Few animals in urban settings garner less sympathy than the pigeon. Christened “rats with wings” by their detractors and dismissed as ambulatory pollution by most city-dwellers, they do not bring the sparkle of joy that cardinals provide or even the nonchalant charm of equally European-derived house sparrows. Much ink is spilled and homeowner frustration vented on the subject of how to get them to stay away from a place or outright stop existing. Our cities are littered with plastic spikes to deter their passage and false nesting sites set up for easy egg-culling. The appearance of peregrine falcons in urban environments is celebrated not only because these birds are magnificent in their own right, but because they prey on pigeons. Those who would defend these creatures receive accusations of naïveté, as though no one who actually interacted with pigeons could find them anything less than offensive.
Watching them live, one has trouble understanding this antipathy. Pigeons’ coloration is striking, with most feral individuals having a band of purple iridescence around their necks that catches the sun. Pigeons retain more of their domestic color variation than most feral animals, making their flocks a riot of diversity. Their calls range from soothing coos to purr-like rumbles, and their mating displays are charmingly gawky.

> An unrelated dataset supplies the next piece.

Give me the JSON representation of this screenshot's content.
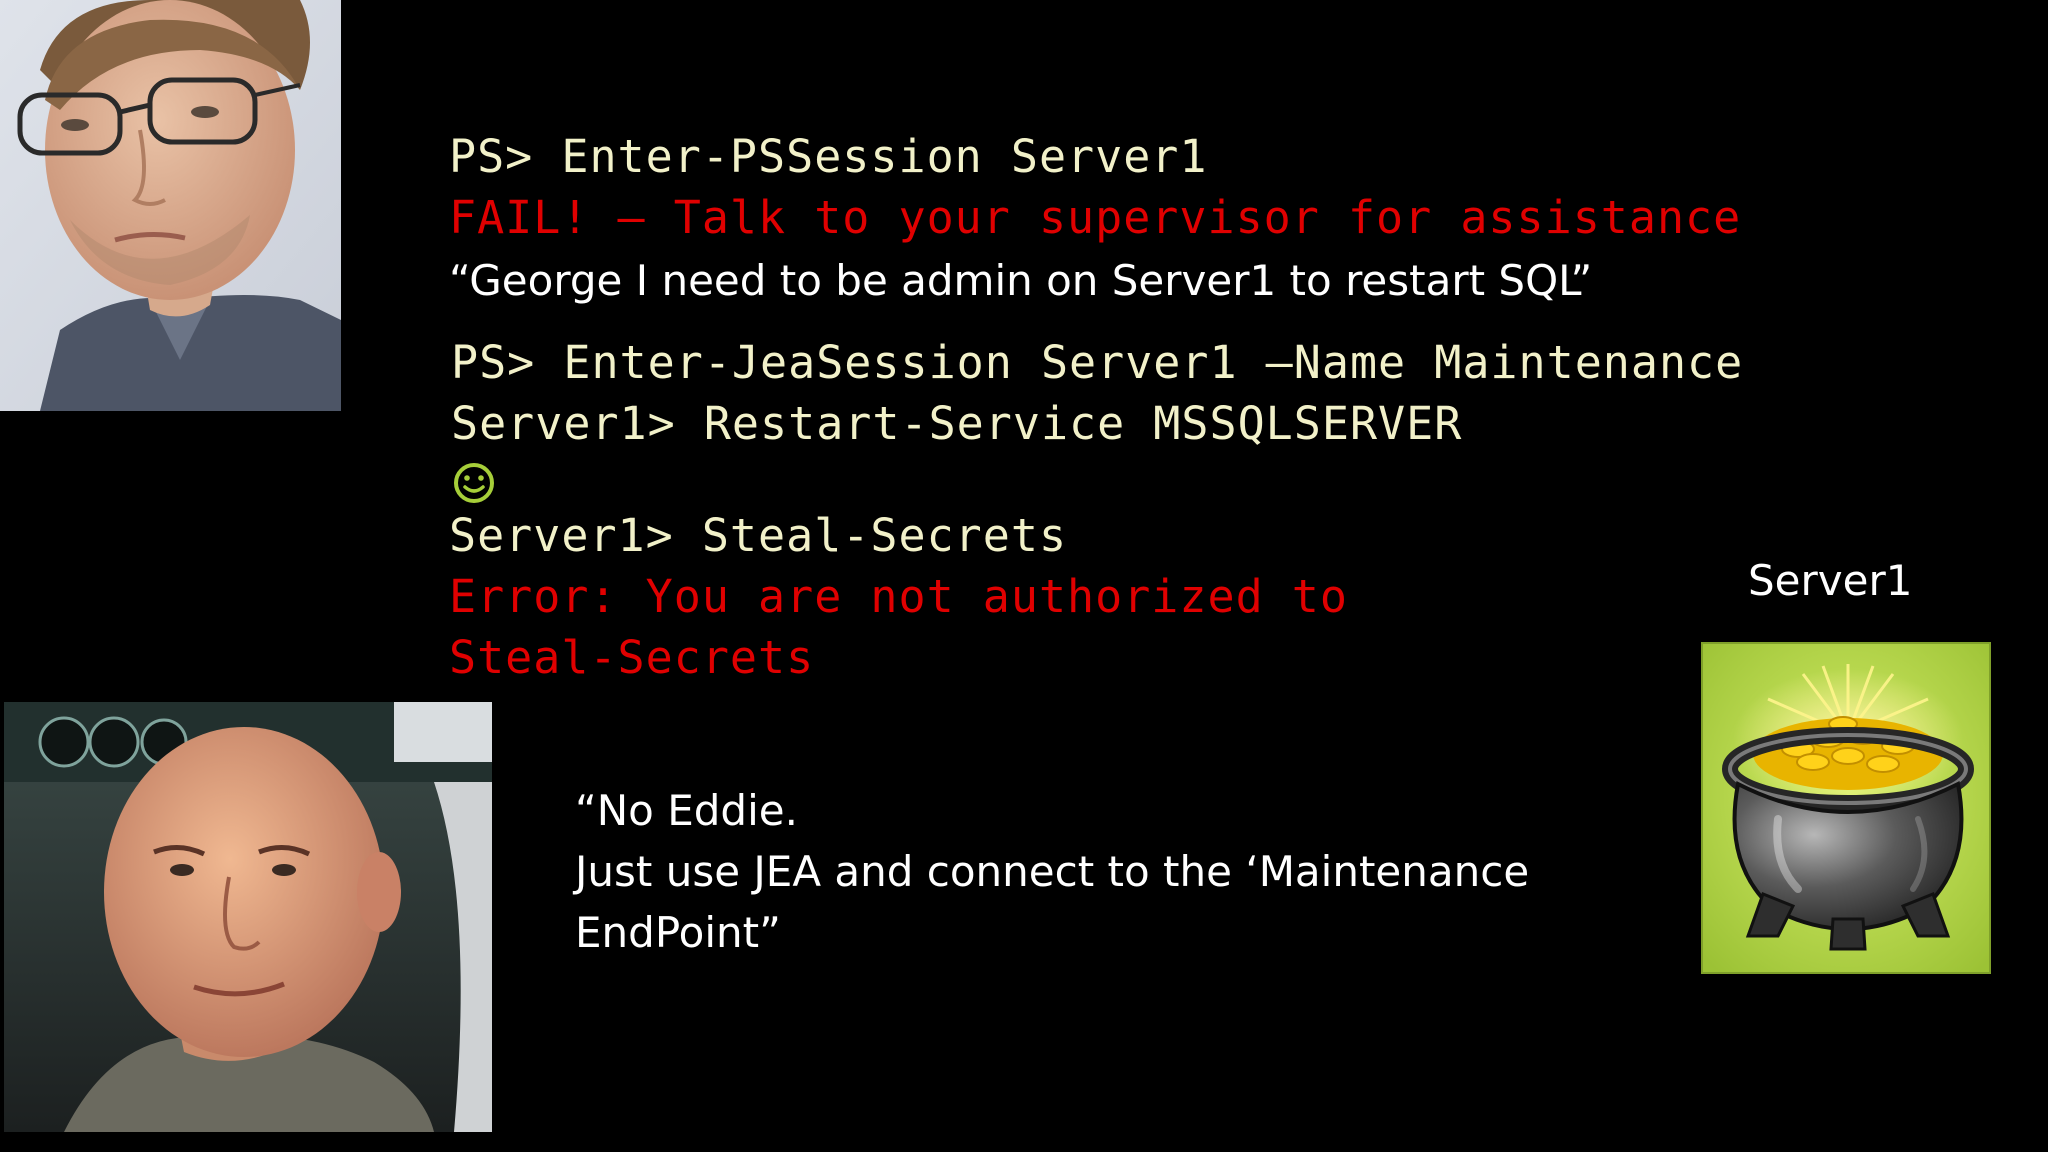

They are unusual among birds in how easily they can drink, directly sucking from water sources rather than filling their bills and pouring it down their throats like most birds. They can use sight, smell, and the Earth’s magnetic field to navigate home from thousands of kilometers away. They are devoted parents, with father and mother alike caring for their young until they are fully fledged and even producing “crop milk” in their digestive tracts to feed their squabs. This ability allows pigeons to breed throughout the year, another superpower they have over other birds. Their bodies are loveably rotund, their behavior surprisingly affectionate. Pigeons are, if anything, most of the things we like about cats, only far more sociable. So why the hate?